TASK BRIEF: Return all of the records exactly.

RECORDS FOR THE TASK:

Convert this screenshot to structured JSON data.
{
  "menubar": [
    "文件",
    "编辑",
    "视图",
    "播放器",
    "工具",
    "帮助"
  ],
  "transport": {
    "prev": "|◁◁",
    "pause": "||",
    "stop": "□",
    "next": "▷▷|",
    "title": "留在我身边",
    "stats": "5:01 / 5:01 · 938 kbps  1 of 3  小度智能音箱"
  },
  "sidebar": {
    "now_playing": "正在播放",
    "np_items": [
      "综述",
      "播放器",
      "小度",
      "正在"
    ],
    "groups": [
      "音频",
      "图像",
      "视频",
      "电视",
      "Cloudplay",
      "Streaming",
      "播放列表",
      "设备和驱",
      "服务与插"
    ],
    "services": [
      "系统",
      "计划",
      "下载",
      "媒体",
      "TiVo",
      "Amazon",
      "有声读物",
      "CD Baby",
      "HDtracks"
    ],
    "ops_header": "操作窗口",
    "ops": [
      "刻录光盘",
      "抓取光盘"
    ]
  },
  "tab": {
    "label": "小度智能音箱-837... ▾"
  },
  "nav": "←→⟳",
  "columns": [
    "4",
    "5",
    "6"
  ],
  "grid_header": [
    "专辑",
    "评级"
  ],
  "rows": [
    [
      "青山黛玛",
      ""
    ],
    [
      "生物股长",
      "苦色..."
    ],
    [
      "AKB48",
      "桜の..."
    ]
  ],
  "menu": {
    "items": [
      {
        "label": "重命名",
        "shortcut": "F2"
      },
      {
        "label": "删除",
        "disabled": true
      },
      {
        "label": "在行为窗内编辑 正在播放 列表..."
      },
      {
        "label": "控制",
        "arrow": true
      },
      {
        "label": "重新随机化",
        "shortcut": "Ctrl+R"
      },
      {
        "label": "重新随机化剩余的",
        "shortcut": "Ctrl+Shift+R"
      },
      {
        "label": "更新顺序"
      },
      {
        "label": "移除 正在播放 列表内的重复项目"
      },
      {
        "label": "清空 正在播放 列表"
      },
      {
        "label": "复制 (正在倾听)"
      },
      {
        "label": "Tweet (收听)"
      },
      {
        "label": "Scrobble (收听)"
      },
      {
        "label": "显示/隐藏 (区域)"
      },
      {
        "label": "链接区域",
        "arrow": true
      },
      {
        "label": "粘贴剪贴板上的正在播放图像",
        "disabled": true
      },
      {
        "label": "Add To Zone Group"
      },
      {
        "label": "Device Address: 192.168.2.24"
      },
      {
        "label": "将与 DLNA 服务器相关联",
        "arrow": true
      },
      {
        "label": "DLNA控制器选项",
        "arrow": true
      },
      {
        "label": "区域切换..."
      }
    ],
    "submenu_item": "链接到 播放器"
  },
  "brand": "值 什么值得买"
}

ANSWER TO THIS PROBLEM:
Convert this screenshot to structured JSON data.
{
  "menubar": [
    "文件",
    "编辑",
    "视图",
    "播放器",
    "工具",
    "帮助"
  ],
  "transport": {
    "prev": "|◁◁",
    "pause": "||",
    "stop": "□",
    "next": "▷▷|",
    "title": "留在我身边",
    "stats": "5:01 / 5:01 · 938 kbps  1 of 3  小度智能音箱"
  },
  "sidebar": {
    "now_playing": "正在播放",
    "np_items": [
      "综述",
      "播放器",
      "小度",
      "正在"
    ],
    "groups": [
      "音频",
      "图像",
      "视频",
      "电视",
      "Cloudplay",
      "Streaming",
      "播放列表",
      "设备和驱",
      "服务与插"
    ],
    "services": [
      "系统",
      "计划",
      "下载",
      "媒体",
      "TiVo",
      "Amazon",
      "有声读物",
      "CD Baby",
      "HDtracks"
    ],
    "ops_header": "操作窗口",
    "ops": [
      "刻录光盘",
      "抓取光盘"
    ]
  },
  "tab": {
    "label": "小度智能音箱-837... ▾"
  },
  "nav": "←→⟳",
  "columns": [
    "4",
    "5",
    "6"
  ],
  "grid_header": [
    "专辑",
    "评级"
  ],
  "rows": [
    [
      "青山黛玛",
      ""
    ],
    [
      "生物股长",
      "苦色..."
    ],
    [
      "AKB48",
      "桜の..."
    ]
  ],
  "menu": {
    "items": [
      {
        "label": "重命名",
        "shortcut": "F2"
      },
      {
        "label": "删除",
        "disabled": true
      },
      {
        "label": "在行为窗内编辑 正在播放 列表..."
      },
      {
        "label": "控制",
        "arrow": true
      },
      {
        "label": "重新随机化",
        "shortcut": "Ctrl+R"
      },
      {
        "label": "重新随机化剩余的",
        "shortcut": "Ctrl+Shift+R"
      },
      {
        "label": "更新顺序"
      },
      {
        "label": "移除 正在播放 列表内的重复项目"
      },
      {
        "label": "清空 正在播放 列表"
      },
      {
        "label": "复制 (正在倾听)"
      },
      {
        "label": "Tweet (收听)"
      },
      {
        "label": "Scrobble (收听)"
      },
      {
        "label": "显示/隐藏 (区域)"
      },
      {
        "label": "链接区域",
        "arrow": true
      },
      {
        "label": "粘贴剪贴板上的正在播放图像",
        "disabled": true
      },
      {
        "label": "Add To Zone Group"
      },
      {
        "label": "Device Address: 192.168.2.24"
      },
      {
        "label": "将与 DLNA 服务器相关联",
        "arrow": true
      },
      {
        "label": "DLNA控制器选项",
        "arrow": true
      },
      {
        "label": "区域切换..."
      }
    ],
    "submenu_item": "链接到 播放器"
  },
  "brand": "值 什么值得买"
}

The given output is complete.